Aynne Kokas

Fast Facts

  • Director, UVA East Asia Center
  • Non-resident scholar, Rice University’s Baker Institute of Public Policy
  • Member, Council on Foreign Relations
  • Fellow in the National Committee on United States-China Relations’ Public Intellectuals Program
  • Expertise on U.S.-China relations, cybersecurity, media industry

Areas Of Expertise

  • Foreign Affairs
  • Asia
  • Domestic Affairs
  • Media and the Press
  • Science and Technology

Aynne Kokas is the C.K. Yen Professor at the Miller Center, director of UVA's East Asia Center, and a professor of media studies at the University of Virginia. Kokas’ research examines Sino-U.S. media and technology relations. Her award-winning book Trafficking Data: How China Is Winning the Battle for Digital Sovereignty (Oxford University Press, October 2022) argues that exploitative Silicon Valley data governance practices help China build infrastructures for global control. Her award-winning first book Hollywood Made in China (University of California Press, 2017) argues that Chinese investment and regulations have transformed the U.S. commercial media industry, most prominently in the case of media conglomerates’ leverage of global commercial brands. 

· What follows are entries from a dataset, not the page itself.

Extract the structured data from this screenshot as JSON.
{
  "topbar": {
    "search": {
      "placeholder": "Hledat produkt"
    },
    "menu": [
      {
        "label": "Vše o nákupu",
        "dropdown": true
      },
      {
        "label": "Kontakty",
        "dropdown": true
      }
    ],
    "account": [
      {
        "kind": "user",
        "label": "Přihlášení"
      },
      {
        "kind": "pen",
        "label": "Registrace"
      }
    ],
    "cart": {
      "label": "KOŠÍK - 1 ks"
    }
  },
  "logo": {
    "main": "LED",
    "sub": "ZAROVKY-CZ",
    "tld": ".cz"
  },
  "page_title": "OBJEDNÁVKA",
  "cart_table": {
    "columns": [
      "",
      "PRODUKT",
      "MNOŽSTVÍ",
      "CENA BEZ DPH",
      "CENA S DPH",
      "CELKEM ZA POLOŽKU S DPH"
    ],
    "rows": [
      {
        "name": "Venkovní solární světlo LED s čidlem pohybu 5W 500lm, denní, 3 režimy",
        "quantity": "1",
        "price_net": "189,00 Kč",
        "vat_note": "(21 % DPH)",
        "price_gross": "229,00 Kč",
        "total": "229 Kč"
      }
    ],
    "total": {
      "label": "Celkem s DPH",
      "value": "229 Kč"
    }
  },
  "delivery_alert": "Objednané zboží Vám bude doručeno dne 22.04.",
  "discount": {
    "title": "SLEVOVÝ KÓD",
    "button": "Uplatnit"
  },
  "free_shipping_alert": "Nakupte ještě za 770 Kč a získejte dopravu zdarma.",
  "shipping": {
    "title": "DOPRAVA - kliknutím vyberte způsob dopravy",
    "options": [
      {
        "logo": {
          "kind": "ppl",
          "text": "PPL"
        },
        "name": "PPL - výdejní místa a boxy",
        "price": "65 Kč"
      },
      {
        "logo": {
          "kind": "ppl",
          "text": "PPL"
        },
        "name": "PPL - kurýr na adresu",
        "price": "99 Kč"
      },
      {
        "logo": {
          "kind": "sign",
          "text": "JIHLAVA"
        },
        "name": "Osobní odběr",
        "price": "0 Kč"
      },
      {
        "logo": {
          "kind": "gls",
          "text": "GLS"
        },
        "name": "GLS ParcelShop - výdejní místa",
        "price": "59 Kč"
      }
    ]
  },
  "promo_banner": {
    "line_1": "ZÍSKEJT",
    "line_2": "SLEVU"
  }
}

Kokas is a non-resident scholar at Rice University’s Baker Institute of Public Policy, a member of the Council on Foreign Relations, and a fellow in the National Committee on United States-China Relations’ Public Intellectuals Program.

She was a Fulbright Scholar at East China Normal University and has received fellowships from the Library of Congress, National Endowment for the Humanities, Mellon Foundation, Social Science Research Council, Woodrow Wilson Center for International Scholars, Japan’s Abe Fellowship, and other international organizations. Her writing and commentary have appeared globally in more than 50 countries and 15 languages. In the United States, her research and writing appear regularly in media outlets including CNBC, NPR’s MarketplaceThe Washington Post, and Wired. She has testified before the Senate Finance Committee, House Foreign Affairs Committee, Congressional-Executive Commission on China, and the U.S. International Trade Commission.

Aynne Kokas News Feed

Aynne Kokas joins Tommy to talk about the concern over Tik Tok and why government wants to ban it.
Aynne Kokas WWL Radio
Aynne Kokas is interviewed on BBC NewsHour about proposals to ban TikTok.
Aynne Kokas BBC NewsHour
This week, two U.S. senators plan to introduce legislation to ban the Chinese-owned video sharing app TikTok. TikTok is used by two-thirds of American teens, but there’s concern in Washington that China could use its legal and regulatory powers to obtain private user data or to try to push misinformation or narratives favoring China. The bill is being introduced by Senator Mark Warner, a democrat from Virginia, who is concerned about the type of content that Americans are seeing on the app. What would a complete ban on TikTok mean for American users? How does the app pose a potential threat to our national security, and how would banning it pose a threat to our civil liberties? Joining us today on AirTalk to discuss the bill to ban TikTok is Anna Edgerton, who covers tech policy and national security for Bloomberg News, and Aynne Kokas, director of the University of Virginia East Asia Center and author of the book “Trafficking Data: How China is Winning the Battle for Digital Sovereignty.”
Aynne Kokas KPCC Airtalk
Such concerns focus both on potential risks posed to U.S. national security, as well as business advantages afforded to Chinese companies that may gain access to the information, Aynne Kokas, professor of media studies and the director of the East Asia Center at the University of Virginia, told ABC News. "There are significant national security concerns about Chinese firms that are gathering data in the U.S. and what they can do with that," Kokas said. "TikTok has a lot of users."
Aynne Kokas ABC News
"There are real concerns about data gathering by Chinese companies," said Aynne Kokas, a professor of the University of Virginia, and author of the book Trafficking Data: How China Is Winning the Battle for Digital Sovereignty. "But the idea that this problem goes away if you ban TikTok, that's just not true."
Aynne Kokas New Straits Times
“More than anything the provision is designed to send a message and to prevent things like the U.S. military cooperating on Top Gun: Maverick only for initial promotional images to excise the Taiwan flag,” Aynne Kokas, the C.K. Yen Chair at the Miller Center and the author of Hollywood Made in China and Trafficking Data: How China Is Winning the Battle for Digital Sovereignty, told The China Project.
Aynne Kokas The China Project